She knew it, if for no other reason than she’d seen them arguing – seen it through their large bay windows. Seen it as she’d lain on her couch in an unlit house, at that time of evening when the sky was still light but the shadows were dark. At a time she’d felt a shadow amongst shadows.
She’d just stared at the couple, their pain barely registering, if at all – she preferred to believe the former. What she saw – or, felt – was a merciful distraction from her thoughts. An animated, soundless scene in front of her that left her only enough mental energy to feel her cool, wet, heavy eyelashes as the vestiges of her catching sobs slowly died away.
The fights with Daniel had been epic – long, drawn-out battles that had had highs and lows, mini arcs, false resolutions, subtle thrusts and elegant parries.
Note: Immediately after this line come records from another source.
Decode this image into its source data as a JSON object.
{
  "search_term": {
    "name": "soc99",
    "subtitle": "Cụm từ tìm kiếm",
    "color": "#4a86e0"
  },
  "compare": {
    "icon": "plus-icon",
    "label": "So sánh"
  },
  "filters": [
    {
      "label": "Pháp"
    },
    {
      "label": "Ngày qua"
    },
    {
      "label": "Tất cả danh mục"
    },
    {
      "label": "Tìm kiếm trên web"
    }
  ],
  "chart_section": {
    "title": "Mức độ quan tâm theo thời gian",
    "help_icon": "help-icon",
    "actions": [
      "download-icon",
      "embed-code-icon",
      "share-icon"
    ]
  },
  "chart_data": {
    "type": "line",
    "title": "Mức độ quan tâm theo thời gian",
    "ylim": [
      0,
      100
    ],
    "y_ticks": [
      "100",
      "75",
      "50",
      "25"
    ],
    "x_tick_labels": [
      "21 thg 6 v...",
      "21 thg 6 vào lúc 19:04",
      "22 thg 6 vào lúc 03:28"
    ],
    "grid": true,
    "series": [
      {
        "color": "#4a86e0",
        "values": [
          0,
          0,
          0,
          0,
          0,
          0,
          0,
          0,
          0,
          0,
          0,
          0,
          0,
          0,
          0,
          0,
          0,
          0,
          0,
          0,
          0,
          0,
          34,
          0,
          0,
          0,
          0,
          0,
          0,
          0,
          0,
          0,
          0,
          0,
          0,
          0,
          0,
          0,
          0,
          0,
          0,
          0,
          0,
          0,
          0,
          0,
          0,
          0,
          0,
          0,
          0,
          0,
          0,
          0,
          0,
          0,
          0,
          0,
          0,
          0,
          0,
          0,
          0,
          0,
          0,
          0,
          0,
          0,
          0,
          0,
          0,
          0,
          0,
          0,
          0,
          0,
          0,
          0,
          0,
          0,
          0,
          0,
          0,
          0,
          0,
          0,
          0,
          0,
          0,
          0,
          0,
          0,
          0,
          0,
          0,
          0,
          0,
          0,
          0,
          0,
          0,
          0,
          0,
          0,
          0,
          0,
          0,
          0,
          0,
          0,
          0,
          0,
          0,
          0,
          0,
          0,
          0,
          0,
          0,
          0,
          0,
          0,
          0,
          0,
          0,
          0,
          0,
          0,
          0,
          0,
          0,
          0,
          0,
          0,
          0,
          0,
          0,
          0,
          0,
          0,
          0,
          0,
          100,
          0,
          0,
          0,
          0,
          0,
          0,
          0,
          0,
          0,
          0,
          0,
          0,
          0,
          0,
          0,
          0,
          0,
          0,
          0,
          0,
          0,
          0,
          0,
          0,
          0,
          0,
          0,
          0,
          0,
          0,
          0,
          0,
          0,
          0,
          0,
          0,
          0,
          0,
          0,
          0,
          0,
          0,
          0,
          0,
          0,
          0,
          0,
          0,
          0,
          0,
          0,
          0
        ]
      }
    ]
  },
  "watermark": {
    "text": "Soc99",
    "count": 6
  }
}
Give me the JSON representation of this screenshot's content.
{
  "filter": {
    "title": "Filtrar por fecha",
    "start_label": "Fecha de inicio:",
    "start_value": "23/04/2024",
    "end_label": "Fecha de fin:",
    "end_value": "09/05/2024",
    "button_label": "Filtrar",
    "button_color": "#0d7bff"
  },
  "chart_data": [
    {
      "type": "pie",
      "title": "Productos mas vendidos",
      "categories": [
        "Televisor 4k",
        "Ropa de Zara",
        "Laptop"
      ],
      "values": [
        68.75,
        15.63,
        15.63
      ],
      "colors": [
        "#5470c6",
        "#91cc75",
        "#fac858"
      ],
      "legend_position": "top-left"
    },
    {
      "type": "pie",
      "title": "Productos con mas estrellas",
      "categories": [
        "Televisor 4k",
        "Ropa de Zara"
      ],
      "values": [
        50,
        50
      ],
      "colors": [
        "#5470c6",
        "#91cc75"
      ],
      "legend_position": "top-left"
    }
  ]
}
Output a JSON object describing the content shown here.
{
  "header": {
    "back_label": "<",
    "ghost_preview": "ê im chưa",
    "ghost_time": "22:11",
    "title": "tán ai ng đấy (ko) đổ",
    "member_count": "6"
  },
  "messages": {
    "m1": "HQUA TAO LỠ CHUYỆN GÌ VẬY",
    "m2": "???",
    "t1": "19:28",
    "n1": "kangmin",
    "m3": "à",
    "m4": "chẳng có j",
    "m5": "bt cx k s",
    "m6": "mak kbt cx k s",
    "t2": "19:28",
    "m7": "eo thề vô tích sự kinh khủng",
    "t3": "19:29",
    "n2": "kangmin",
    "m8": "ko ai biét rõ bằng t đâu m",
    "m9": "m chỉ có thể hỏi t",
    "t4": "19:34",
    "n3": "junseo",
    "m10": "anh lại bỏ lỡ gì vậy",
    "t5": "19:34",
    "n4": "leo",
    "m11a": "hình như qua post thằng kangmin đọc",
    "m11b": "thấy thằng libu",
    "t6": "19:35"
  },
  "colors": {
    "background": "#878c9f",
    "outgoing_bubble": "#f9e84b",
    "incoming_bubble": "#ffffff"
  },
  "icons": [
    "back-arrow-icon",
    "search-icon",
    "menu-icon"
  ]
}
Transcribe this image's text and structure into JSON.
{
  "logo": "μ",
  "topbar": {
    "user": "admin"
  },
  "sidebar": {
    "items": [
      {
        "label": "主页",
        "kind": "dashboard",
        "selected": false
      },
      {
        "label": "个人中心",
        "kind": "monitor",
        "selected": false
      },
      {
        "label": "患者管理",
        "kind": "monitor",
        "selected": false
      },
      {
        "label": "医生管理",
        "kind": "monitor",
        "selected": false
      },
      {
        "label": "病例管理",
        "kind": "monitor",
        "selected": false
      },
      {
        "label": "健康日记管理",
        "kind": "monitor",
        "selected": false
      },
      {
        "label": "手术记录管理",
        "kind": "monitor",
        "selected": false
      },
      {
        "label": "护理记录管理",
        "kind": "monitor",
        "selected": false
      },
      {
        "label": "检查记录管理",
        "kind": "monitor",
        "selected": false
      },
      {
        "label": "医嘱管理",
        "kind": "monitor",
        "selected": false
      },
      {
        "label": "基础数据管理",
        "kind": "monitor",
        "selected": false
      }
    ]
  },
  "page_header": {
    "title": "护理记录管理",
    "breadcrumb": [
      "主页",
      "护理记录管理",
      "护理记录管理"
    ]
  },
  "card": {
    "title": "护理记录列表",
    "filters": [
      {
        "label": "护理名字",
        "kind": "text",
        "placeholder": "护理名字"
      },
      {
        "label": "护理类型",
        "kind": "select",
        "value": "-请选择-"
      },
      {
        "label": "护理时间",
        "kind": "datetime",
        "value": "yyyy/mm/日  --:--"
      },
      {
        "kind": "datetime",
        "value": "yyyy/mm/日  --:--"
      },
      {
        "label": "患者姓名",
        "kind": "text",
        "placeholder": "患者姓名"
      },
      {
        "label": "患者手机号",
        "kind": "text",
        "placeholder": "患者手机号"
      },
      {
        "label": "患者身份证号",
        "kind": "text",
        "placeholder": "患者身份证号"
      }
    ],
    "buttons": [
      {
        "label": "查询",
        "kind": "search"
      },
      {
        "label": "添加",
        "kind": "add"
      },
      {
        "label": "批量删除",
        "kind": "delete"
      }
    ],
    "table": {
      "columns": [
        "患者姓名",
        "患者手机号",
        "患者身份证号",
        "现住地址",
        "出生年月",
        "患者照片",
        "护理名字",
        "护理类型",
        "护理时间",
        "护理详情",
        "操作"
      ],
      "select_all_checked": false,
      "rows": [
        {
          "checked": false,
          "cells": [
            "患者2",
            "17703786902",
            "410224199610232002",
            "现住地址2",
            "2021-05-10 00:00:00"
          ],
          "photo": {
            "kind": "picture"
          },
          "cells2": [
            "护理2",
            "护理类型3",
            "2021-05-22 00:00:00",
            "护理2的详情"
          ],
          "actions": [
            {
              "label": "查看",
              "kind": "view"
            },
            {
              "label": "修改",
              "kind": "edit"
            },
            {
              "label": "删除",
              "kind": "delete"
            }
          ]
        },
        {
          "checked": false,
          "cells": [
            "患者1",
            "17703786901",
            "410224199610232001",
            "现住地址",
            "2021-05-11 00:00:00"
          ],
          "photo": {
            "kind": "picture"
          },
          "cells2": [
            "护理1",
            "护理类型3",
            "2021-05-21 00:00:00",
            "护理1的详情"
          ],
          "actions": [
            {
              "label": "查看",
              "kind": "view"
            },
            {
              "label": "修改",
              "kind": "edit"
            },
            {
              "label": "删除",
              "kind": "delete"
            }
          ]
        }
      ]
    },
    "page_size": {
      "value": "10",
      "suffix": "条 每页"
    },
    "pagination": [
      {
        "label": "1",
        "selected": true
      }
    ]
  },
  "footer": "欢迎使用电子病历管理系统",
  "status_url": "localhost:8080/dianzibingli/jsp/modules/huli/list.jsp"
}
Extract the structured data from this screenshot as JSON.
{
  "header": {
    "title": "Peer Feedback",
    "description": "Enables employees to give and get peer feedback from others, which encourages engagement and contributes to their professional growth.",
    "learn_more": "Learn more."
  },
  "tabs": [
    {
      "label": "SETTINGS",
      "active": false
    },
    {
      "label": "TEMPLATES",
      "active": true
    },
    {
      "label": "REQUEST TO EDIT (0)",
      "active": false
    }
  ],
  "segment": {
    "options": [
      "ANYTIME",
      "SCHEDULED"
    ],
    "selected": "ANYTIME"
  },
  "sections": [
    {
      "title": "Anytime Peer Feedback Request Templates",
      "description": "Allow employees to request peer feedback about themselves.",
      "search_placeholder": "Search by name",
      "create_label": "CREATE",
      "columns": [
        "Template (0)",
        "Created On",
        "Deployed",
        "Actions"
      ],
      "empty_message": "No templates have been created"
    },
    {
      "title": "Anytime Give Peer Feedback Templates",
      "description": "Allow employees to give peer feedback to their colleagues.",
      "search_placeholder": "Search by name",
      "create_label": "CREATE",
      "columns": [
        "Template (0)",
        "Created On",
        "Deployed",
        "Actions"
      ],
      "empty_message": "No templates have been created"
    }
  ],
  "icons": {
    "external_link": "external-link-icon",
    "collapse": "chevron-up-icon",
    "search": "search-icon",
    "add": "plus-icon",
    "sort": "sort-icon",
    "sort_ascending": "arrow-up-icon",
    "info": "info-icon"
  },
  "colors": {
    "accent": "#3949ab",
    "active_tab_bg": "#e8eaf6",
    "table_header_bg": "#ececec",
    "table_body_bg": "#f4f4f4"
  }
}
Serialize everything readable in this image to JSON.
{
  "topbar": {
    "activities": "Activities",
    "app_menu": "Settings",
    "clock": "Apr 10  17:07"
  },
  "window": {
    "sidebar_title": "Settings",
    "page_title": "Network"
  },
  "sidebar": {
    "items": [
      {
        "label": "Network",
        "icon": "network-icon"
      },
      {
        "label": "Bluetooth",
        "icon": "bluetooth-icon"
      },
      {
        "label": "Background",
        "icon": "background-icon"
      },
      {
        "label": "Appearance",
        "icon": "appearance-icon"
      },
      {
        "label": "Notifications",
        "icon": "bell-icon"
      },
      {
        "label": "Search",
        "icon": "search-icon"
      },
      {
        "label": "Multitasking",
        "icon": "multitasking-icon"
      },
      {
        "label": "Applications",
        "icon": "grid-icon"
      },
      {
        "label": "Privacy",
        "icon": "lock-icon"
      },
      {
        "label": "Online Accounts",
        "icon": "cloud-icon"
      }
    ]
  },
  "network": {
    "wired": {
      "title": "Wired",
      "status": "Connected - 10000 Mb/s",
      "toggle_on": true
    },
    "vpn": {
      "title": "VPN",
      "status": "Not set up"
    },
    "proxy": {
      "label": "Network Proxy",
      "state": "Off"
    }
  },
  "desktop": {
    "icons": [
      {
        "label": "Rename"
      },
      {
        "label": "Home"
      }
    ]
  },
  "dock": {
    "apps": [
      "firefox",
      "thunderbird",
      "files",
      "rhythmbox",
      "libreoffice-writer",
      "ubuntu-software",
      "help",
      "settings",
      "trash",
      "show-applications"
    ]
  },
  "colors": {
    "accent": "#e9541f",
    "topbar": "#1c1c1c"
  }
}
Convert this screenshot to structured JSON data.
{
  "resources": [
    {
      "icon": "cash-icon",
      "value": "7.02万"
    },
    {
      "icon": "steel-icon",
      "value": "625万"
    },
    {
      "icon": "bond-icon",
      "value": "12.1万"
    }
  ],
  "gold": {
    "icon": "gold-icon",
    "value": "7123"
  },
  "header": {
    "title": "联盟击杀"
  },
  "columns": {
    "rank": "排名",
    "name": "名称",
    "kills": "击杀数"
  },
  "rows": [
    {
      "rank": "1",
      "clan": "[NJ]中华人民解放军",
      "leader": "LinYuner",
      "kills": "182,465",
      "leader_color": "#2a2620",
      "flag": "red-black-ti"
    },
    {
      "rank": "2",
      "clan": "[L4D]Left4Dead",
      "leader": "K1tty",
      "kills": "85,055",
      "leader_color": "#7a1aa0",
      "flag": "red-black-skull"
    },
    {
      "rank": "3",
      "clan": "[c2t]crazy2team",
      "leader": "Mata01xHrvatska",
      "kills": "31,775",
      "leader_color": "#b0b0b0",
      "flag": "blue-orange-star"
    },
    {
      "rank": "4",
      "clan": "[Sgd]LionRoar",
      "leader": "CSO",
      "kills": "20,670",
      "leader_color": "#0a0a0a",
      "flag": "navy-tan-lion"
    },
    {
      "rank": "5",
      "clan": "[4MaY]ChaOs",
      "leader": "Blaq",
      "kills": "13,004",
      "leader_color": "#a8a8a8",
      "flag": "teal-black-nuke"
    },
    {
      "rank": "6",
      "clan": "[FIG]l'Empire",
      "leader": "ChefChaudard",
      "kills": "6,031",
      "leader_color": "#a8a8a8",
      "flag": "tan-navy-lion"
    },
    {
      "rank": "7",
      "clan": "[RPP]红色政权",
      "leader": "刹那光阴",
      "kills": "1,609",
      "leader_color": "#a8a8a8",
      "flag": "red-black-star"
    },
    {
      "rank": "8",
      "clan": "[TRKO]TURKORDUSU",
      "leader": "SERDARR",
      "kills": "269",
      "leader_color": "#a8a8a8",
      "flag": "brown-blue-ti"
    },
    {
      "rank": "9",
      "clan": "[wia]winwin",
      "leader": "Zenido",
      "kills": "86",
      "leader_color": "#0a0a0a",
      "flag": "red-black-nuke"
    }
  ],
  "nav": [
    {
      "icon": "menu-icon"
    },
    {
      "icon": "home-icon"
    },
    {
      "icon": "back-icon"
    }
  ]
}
Exhausting campaigns – battles of attrition that depleted their reserves and were often more tests of endurance than reasoned debates or even trials of passion.
Days would feel like weeks. Every trip out of her room would become a stealth mission, every half-hour out of the house that her cell didn’t ring an emotional assurance that it never would.
Then the resolution, which was a celebration of relief. A shared purging of emotional toxins through the physical.
It was like an addiction, she thought. It’s not going to run its course. I’m not going to grow out of it. I need to quit cold turkey.
Before she could control it, a thought came to her of the Thanksgiving they’d spent in that same house, rather than at his mom’s or her parents’ – it had felt so young and careless and self-indulgent and free. They’d eaten turkey nuggets – wait, was there such a thing? Maybe it was chicken nuggets they’d simply called turkey nuggets.
The memory was blurry. Stronger was the one of her dousing the table cloth in red wine when he’d left the room after knocking down one of the candle sticks.
The other, he’d thrown across the room. The wax stain on the wall was now more a part of the house than the sad memento it had begun as.
Just like the chair-shaped dent in the wall.
And the glass-shard-fashioned scar on her forearm, now as much a part of her arm as the freckle it sat above.
Time heals all wounds, she thought.
But you’ve been abusing time. And, just like anything else, if you abuse it, it’ll run out on you. Or turn around and hurt you.
Time was no longer her friend. It felt as if it’d gone from being on her side to working against her almost overnight. What had been the demarcation? That third wrinkle below her left eye? The ache in her right knee? The last time she’d said, “I love you”?
No. I’m too old for any more storms.
She stood up and walked toward the beach. At the edge, she stopped and took in the scene. Tried to impress forever on her memory the sight of the dark clouds in the still-bright sky. The fresh, salty smell of the air, and the electrified feel of the wind. She reached down and grabbed a handful of sand and let it run through her fingers.
Like a human hourglass, she thought.
When it had run out, she placed the envelope on the railing, finally addressing it.
Inside were three pages, cut down over the three days from ten. But even one would be unnecessary. He’d know as soon as he saw the envelope.
She stuck it securely in the metalwork of the screen door.
She didn’t even go inside. She’d already locked everything.
She took one last look at the ocean, then turned and exited the porch from the landside.
But she didn’t feel regret. In fact, as she went, those familiar slabs of the boardwalk under her feet for the last time, she began to feel something she hadn’t in a long time – anticipation.